It’s nice to finally sit down and write on my own blog. I’ve been doing so many other projects for other people, and I’m slightly exhausted. I missed my blog! I know it’s only been a few days since I’ve written my last post, but the agony was killing me.It’s just been overwhelming lately, and on top of that my brother just moved back to California. It’s great that he is going back out there to continue living his dream, but I surely do miss him.
I’m still on this path to figuring out exactly what I want to do with my writing. It’s fun writing for others and having my work be read by many, but I also don’t ever want to reach that point where writing is no longer fun. It would be such a shame to chase after the fame & fortune of being a hotshot writer, but then losing the initial passion and curiosity that made me fall in love with writing.Hopefully that day of falling out of love never happens; I’ll make sure to always write because I want to.
This post isn’t going to be rattled with my thoughts on writing, but listening to Solomun’s “Something We All Adore” is what really got me thinking about the aspect of life, fame, fortune, and humanity. “Something We All Adore” is the name of one of Solomun’s beautiful deep grooves off his EP Something We All Adore, which was released in November 2011. I didn’t hear this track until a few days ago while listening to the latest podcast of Deep House Cat, but the moment I heard it was instantaneously hooked.
I’ve been a huge fan of Solomun for quite some time now. His music always has this industrious quality infused with abstract urban tales. I can always just close my eyes, drift into fading pictures of an urban oasis, and reflect on profound revelations. Time. Space. Love. Life. Hate. Discovery. Sadness. Frustration. Tears. Laughter. Regret. A deep abyss of limitless expression.

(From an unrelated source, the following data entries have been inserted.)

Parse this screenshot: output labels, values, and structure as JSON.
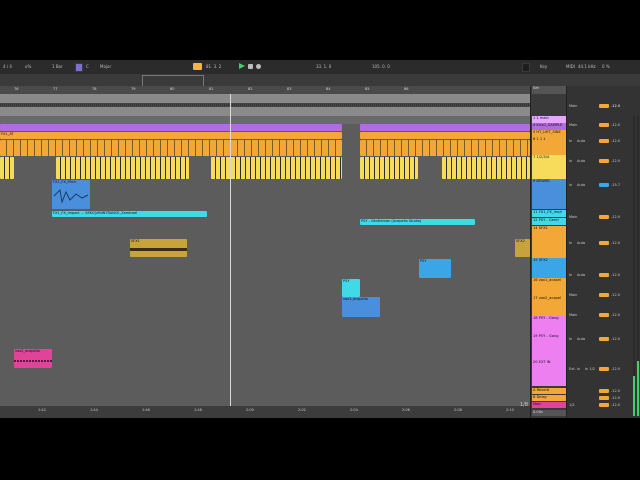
{
  "transport": {
    "signature": "4 / 4",
    "metronome": "o%",
    "quantize": "1 Bar",
    "key_label": "C",
    "scale": "Major",
    "position": "81.  3.  2",
    "loop_start": "33.  1.  0",
    "loop_length": "105.  0.  0",
    "key_button": "Key",
    "midi_label": "MIDI",
    "sample_rate": "44.1 kHz",
    "cpu": "0 %"
  },
  "ruler": [
    "76",
    "77",
    "78",
    "79",
    "80",
    "81",
    "82",
    "83",
    "84",
    "85",
    "86"
  ],
  "time_axis": [
    "1:42",
    "1:44",
    "1:46",
    "1:48",
    "2:00",
    "2:02",
    "2:04",
    "2:06",
    "2:08",
    "2:10"
  ],
  "page_indicator": "1/8",
  "clips": {
    "kick": "Kick",
    "hats": "FX1_AT",
    "fx_impact": "FX1_FX_Impact ... SEKO|VININTRANCE_Zamtrael",
    "fx_pitch": "FX1_FX_Pitch",
    "gentleman": "PSY - Gentleman (Acapella Studio)",
    "sfx1": "SFX1",
    "sfx2": "SFX2",
    "vox1": "PSY",
    "vox2": "PSY",
    "vox3": "vox1_acapella",
    "vox4": "vox2_acapella"
  },
  "headers": {
    "set": "Set",
    "t1": "1 1 main",
    "t2": "2 2 loops",
    "t3": "3 SE",
    "t4": "4 Kick1_SAMPLE",
    "t5": "5 HT_UHT_SINE",
    "t6": "6 1 1 1",
    "t7": "7 1/2/3/4",
    "t8": "8 KICK 4+4",
    "t9": "9 DRUMS",
    "t10": "10 FX1 OWN",
    "t11": "11 FX1_FX_Impt",
    "t12": "12 PSY - Gentl",
    "t13": "13 PSY - Gangt",
    "t14": "14 SFX1",
    "t15": "15 SFX2",
    "t16": "16 vox1_acapel",
    "t17": "17 vox2_acapel",
    "t18": "18 PSY - Gang",
    "t19": "19 PSY - Gang",
    "t20": "20 EXT IN",
    "ret_a": "A Reverb",
    "ret_b": "B Delay",
    "master": "Main"
  },
  "mixer": {
    "in_label": "In",
    "auto_label": "Auto",
    "off_label": "Off",
    "main_label": "Main",
    "ext_in": "Ext. In",
    "ext_in2": "In 1/2",
    "values": [
      "-12.0",
      "-12.0",
      "-12.0",
      "-12.0",
      "-12.0",
      "-11.0",
      "-12.0",
      "0",
      "-15.7",
      "-12.0",
      "-12.0",
      "-12.0",
      "-12.0",
      "-12.0",
      "-12.0",
      "-12.0",
      "-12.0",
      "-12.0",
      "-12.0"
    ],
    "cue": "1/2"
  },
  "colors": {
    "purple": "#b36be0",
    "orange": "#f3a736",
    "yellow": "#f6dc5a",
    "cyan": "#3fd9e8",
    "blue": "#4a8fdc",
    "pink": "#e0449a",
    "gold": "#c8a23a"
  },
  "bottom_label": "0.00s"
}
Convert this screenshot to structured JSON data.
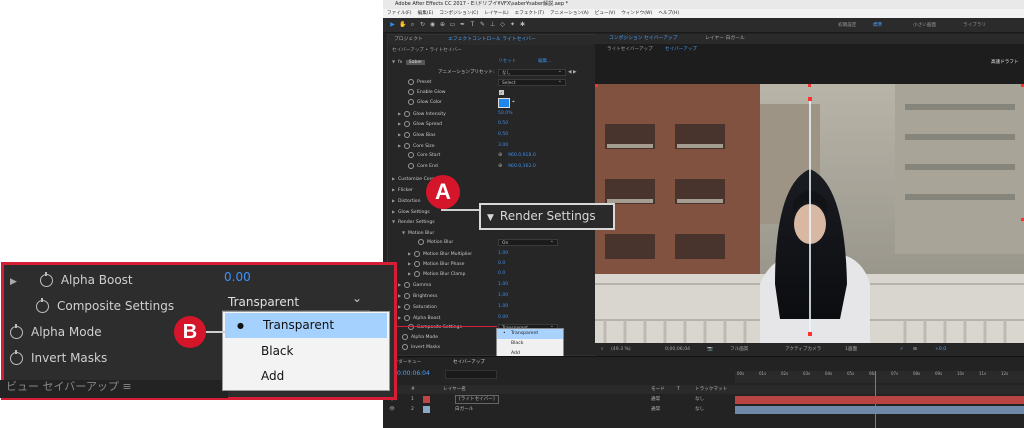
{
  "window": {
    "title": "Adobe After Effects CC 2017 - E:\\ドリブイ¥VFX\\saber¥saber解説.aep *"
  },
  "menu": [
    "ファイル(F)",
    "編集(E)",
    "コンポジション(C)",
    "レイヤー(L)",
    "エフェクト(T)",
    "アニメーション(A)",
    "ビュー(V)",
    "ウィンドウ(W)",
    "ヘルプ(H)"
  ],
  "workspaces": [
    "初期設定",
    "標準",
    "小さい画面",
    "ライブラリ"
  ],
  "effect_controls": {
    "tabs": [
      "プロジェクト",
      "エフェクトコントロール ライトセイバー"
    ],
    "breadcrumb": "セイバーアップ • ライトセイバー",
    "effect_name": "Saber",
    "reset_label": "リセット",
    "edit_label": "編集...",
    "anim_preset_label": "アニメーションプリセット:",
    "anim_preset_value": "なし",
    "preset_label": "Preset",
    "preset_value": "Select",
    "rows": [
      {
        "label": "Enable Glow"
      },
      {
        "label": "Glow Color"
      },
      {
        "label": "Glow Intensity",
        "value": "50.0%"
      },
      {
        "label": "Glow Spread",
        "value": "0.50"
      },
      {
        "label": "Glow Bias",
        "value": "0.50"
      },
      {
        "label": "Core Size",
        "value": "3.00"
      },
      {
        "label": "Core Start",
        "value": "960.0,918.0"
      },
      {
        "label": "Core End",
        "value": "960.0,162.0"
      },
      {
        "label": "Customize Core"
      },
      {
        "label": "Flicker"
      },
      {
        "label": "Distortion"
      },
      {
        "label": "Glow Settings"
      },
      {
        "label": "Render Settings"
      },
      {
        "label": "Motion Blur"
      },
      {
        "label": "Motion Blur",
        "value": "On"
      },
      {
        "label": "Motion Blur Multiplier",
        "value": "1.00"
      },
      {
        "label": "Motion Blur Phase",
        "value": "0.0"
      },
      {
        "label": "Motion Blur Clamp",
        "value": "0.0"
      },
      {
        "label": "Gamma",
        "value": "1.00"
      },
      {
        "label": "Brightness",
        "value": "1.00"
      },
      {
        "label": "Saturation",
        "value": "1.00"
      },
      {
        "label": "Alpha Boost",
        "value": "0.00"
      },
      {
        "label": "Composite Settings",
        "value": "Transparent"
      },
      {
        "label": "Alpha Mode"
      },
      {
        "label": "Invert Masks"
      }
    ],
    "composite_options": [
      "Transparent",
      "Black",
      "Add"
    ]
  },
  "viewer": {
    "tabs": [
      "コンポジション セイバーアップ",
      "レイヤー 白ガール"
    ],
    "breadcrumb": [
      "ライトセイバーアップ",
      "セイバーアップ"
    ],
    "label": "高速ドラフト",
    "zoom": "(49.3 %)",
    "timecode": "0;00;06;04",
    "quality": "フル画質",
    "camera": "アクティブカメラ",
    "views": "1画面",
    "exposure": "+0.0"
  },
  "timeline": {
    "tabs": [
      "レンダーキュー",
      "セイバーアップ"
    ],
    "timecode": "0:00:06:04",
    "header": [
      "#",
      "レイヤー名",
      "モード",
      "T",
      "トラックマット"
    ],
    "layers": [
      {
        "num": "1",
        "name": "[ライトセイバー]",
        "mode": "通常",
        "matte": "なし"
      },
      {
        "num": "2",
        "name": "白ガール",
        "mode": "通常",
        "matte": "なし"
      }
    ],
    "ruler": [
      "00s",
      "01s",
      "02s",
      "03s",
      "04s",
      "05s",
      "06s",
      "07s",
      "08s",
      "09s",
      "10s",
      "11s",
      "12s"
    ]
  },
  "callout_a": {
    "badge": "A",
    "text": "Render Settings"
  },
  "callout_b": {
    "badge": "B",
    "rows": [
      {
        "label": "Alpha Boost",
        "value": "0.00"
      },
      {
        "label": "Composite Settings",
        "value": "Transparent"
      },
      {
        "label": "Alpha Mode"
      },
      {
        "label": "Invert Masks"
      }
    ],
    "options": [
      "Transparent",
      "Black",
      "Add"
    ],
    "bottom_text": "ビュー  セイバーアップ ≡"
  },
  "colors": {
    "accent": "#2d8ceb",
    "badge": "#d5152a",
    "saber": "#5fb4ff"
  }
}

It’s powerful to think of the innate quality that music has upon our nature as human beings, and how the simple arrangement of sounds come together to provoke moments of discovery, moments of clarity, and simple moments of content. A lot of house (especially deep house) has that unyielding impact, but the slow chugging deep grooves of Solomun are so organically abstract…
He’s Watching You
Something We All Adore
Girl Slow Down
©Jasmine McGee.ThinkSoul25. http://thinksoul25.com